In accordance with SDWA § 1414g-3(g)(3)(A), 42 U.S.C. § 300 g-3(g)(3)(A), a civil penalty under the Act may only be assessed for violation of an [administrative] order. Administrative Orders attached to the complaints are dated July 31, 1991, and the validity of the orders depends initially upon whether the Leisure Valley Water Systems were "public water systems" on that date. As noted, Complainant relies upon the inspection conducted by Mr. Thomas of the West Virginia Department of Health on September 26, 1991, which states that he was informed by Mr. Al Williamson, identified as the operator, that the West System had 28 connections serving 70 people, that the Central System had 18 connections serving 40 people and that the East System had 25 connections serving 60 people. Respondent argues that these statements are hearsay and were not confirmed by Mr. Thomas' independent observation and thus, should not be credited over the Hott and Powers affidavits. The Administrative Orders were issued to Mr. Olin Hoot [Olan Hott] as the owner and operator of the systems on July 31, 1991, and Mr. Williamson's relationship to Olan Hott whether lessee, employee or other agent is not explained. If Mr. Williamson was an agent or employee of Olan Hott, his statements may be regarded as binding admissions rather than unconfirmed hearsay.

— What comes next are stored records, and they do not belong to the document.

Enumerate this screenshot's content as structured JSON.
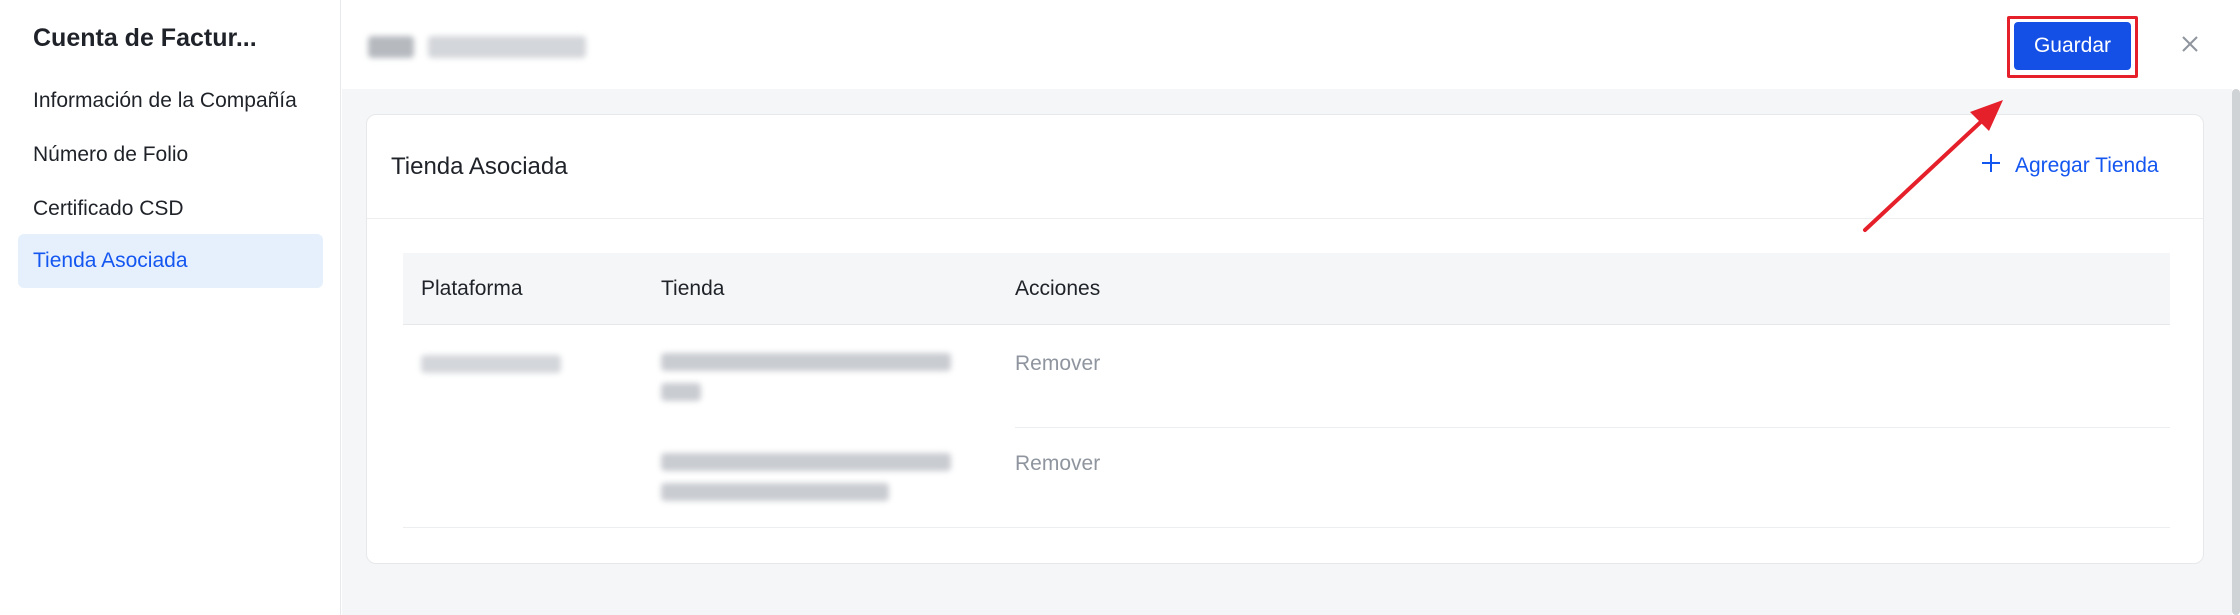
{
  "sidebar": {
    "title": "Cuenta de Factur...",
    "items": [
      {
        "label": "Información de la Compañía",
        "active": false
      },
      {
        "label": "Número de Folio",
        "active": false
      },
      {
        "label": "Certificado CSD",
        "active": false
      },
      {
        "label": "Tienda Asociada",
        "active": true
      }
    ]
  },
  "header": {
    "save_label": "Guardar",
    "close_icon": "close-icon"
  },
  "card": {
    "title": "Tienda Asociada",
    "add_store_label": "Agregar Tienda",
    "add_icon": "plus-icon"
  },
  "table": {
    "columns": [
      "Plataforma",
      "Tienda",
      "Acciones"
    ],
    "rows": [
      {
        "action": "Remover"
      },
      {
        "action": "Remover"
      }
    ]
  },
  "colors": {
    "accent": "#1550e6",
    "link": "#1456f0",
    "annotation": "#e5202a",
    "active_bg": "#e6f0fd"
  }
}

Mr. Williamson is reported as being the operator of the Leisure Valley Systems at the time of the sanitary surveys conducted by Mr. Thomas in November 1993. The West System was reported to have 21 residential connections, the Central System was reported to have 15 residential connections and the East System was reported to have 20 residential connections. Although the reports do not distinguish between full- and part-time service connections, the survey reports prima facie reflect that the number of service connections equal or exceed the number required to be a "public water system" under the Act and regulations. The reports identify Mr. Hott as the owner and were mailed to him in Great Falls, Virginia in March of 1994.
The Administrative Orders required Mr. Hott to, inter alia, comply with 40 CFR § 141.21(a) by sampling and analyzing for coliform bacteria a minimum of one time each month, three times each calendar quarter. Violations of this requirement cited in the complaints were for various months beginning in May 1992 and ending in January 1996. In this regard, Complainant alleges that the Hott and Powers affidavits speak only as of the date executed, April 24, 1997, and may not be accepted as evidence that the systems at issue were not public water systems at earlier times, e.g., January 1996, the month of the last failure to sample and analyze alleged in the complaints. The affidavits do not state the date or dates the systems were inspected and Respondent's Response does not directly address this question. Moreover, it is not clear whether a significant number of the service connections could be considered "inactive" during all or portions of the period of the alleged violations.
Respondent's obligations under the orders are dependent upon the systems being, and continuing to be, public water systems. It is concluded that this issue should not, and may not, be decided on the present record. It follows that the motion to dismiss will be denied and the jurisdictional and, if necessary, other issues will be decided after a hearing.
Respondent's motion to dismiss is denied.(4)
Dated this 14th day of May 1998.
Original signed by undersigned
Spencer T. Nissen
Administrative Law Judge
1. Administrative Orders attached to the complaints, dated July 31, 1991, identify the owner and operator of the systems as Mr. Olin Hoot.
2. The Survey Reports do not contain any data on the number of people served by the residential connections.
3. The Sanitary Survey Report, dated June 26, 1997, is confined to the Central Water Treatment and Distribution System, because the systems are being consolidated so that the well for the Central System will serve the three systems.
4. By a contemporaneous order, the parties are directed to exchange prehearing information.